---- ENTRIES SHOWN

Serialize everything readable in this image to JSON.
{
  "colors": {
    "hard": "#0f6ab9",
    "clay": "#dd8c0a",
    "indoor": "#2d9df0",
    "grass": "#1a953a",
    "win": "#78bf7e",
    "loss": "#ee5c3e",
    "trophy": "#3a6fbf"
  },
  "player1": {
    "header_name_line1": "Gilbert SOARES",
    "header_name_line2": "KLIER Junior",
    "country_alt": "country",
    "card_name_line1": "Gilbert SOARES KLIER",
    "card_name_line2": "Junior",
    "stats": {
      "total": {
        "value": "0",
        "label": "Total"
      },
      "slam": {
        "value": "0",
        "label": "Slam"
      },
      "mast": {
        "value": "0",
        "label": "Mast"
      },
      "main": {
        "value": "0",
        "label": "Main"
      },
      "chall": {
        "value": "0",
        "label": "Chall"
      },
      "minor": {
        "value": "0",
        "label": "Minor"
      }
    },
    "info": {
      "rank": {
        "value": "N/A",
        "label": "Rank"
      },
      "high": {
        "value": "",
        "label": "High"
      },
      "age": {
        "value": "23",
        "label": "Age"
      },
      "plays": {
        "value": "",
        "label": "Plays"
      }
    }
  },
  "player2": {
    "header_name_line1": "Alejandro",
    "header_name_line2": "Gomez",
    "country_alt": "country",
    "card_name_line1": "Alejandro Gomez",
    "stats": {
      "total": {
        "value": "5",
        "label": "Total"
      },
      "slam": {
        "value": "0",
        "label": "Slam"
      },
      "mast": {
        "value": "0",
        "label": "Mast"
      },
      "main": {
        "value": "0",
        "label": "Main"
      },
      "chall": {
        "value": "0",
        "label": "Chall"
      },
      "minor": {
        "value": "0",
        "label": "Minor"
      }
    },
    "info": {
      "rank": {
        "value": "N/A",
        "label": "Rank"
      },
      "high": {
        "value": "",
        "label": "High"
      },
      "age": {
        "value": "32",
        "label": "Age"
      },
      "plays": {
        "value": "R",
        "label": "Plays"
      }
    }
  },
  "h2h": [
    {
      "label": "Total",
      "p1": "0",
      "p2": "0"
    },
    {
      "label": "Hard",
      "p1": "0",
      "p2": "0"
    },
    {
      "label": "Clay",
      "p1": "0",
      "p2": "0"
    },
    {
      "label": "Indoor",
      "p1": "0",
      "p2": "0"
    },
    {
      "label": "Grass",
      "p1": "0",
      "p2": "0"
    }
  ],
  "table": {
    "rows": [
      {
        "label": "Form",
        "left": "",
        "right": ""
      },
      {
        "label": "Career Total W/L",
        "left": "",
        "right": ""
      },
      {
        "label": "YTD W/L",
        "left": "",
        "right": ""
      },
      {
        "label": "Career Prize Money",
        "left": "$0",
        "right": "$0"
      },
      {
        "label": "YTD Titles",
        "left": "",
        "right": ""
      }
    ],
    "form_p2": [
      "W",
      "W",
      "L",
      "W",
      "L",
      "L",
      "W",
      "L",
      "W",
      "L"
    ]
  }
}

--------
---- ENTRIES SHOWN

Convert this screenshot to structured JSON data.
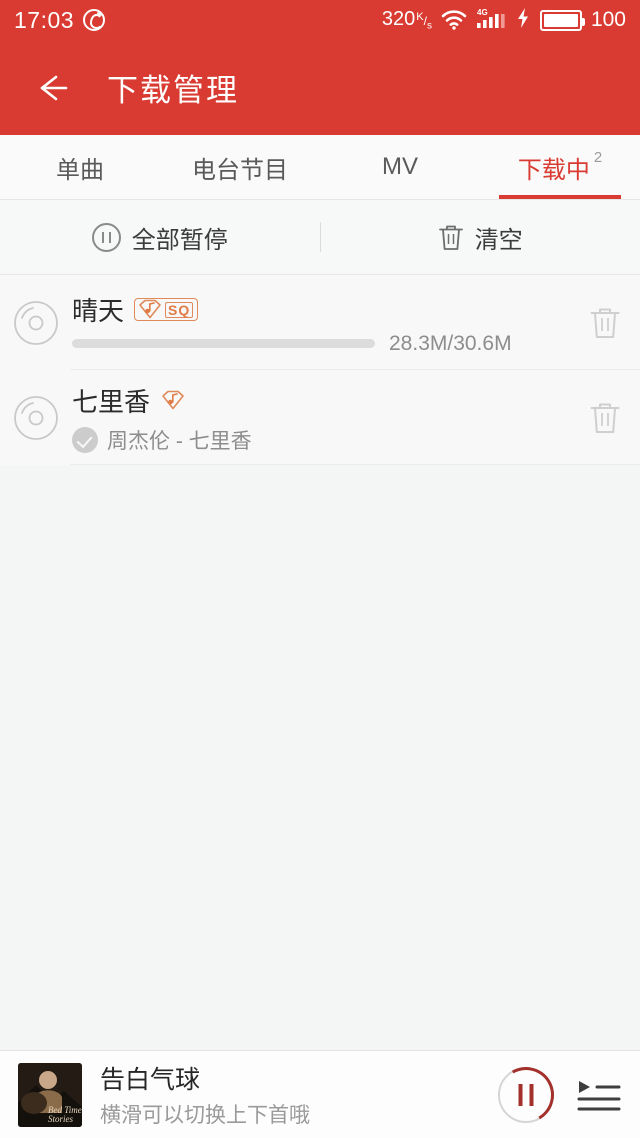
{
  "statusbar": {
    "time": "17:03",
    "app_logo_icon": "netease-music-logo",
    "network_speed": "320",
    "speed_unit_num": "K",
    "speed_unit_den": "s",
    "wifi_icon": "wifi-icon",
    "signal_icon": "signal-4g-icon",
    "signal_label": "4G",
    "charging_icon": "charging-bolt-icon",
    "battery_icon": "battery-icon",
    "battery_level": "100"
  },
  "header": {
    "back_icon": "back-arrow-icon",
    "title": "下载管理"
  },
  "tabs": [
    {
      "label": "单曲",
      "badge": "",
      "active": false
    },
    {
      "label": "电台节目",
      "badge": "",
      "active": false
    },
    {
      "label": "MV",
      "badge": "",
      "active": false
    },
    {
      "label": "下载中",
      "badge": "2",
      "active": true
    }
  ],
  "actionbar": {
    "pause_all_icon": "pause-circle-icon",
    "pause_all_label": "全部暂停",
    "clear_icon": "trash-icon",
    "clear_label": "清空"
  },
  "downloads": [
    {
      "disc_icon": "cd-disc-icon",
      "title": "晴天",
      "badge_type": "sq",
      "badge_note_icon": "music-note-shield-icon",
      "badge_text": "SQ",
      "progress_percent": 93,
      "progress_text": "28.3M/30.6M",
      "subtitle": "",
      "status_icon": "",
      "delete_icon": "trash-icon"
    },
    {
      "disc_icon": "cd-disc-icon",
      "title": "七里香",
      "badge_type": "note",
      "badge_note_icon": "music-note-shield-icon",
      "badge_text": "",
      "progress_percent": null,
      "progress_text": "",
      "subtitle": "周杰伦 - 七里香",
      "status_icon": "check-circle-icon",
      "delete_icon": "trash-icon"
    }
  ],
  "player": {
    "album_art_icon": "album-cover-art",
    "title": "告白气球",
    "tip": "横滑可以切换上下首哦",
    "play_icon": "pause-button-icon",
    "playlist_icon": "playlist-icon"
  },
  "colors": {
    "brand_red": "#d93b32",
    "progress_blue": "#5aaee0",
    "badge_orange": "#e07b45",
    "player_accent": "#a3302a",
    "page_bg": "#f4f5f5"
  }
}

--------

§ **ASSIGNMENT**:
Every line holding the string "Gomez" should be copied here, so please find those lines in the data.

§ **RESULT BELOW**:
    "header_name_line2": "Gomez",
    "card_name_line1": "Alejandro Gomez",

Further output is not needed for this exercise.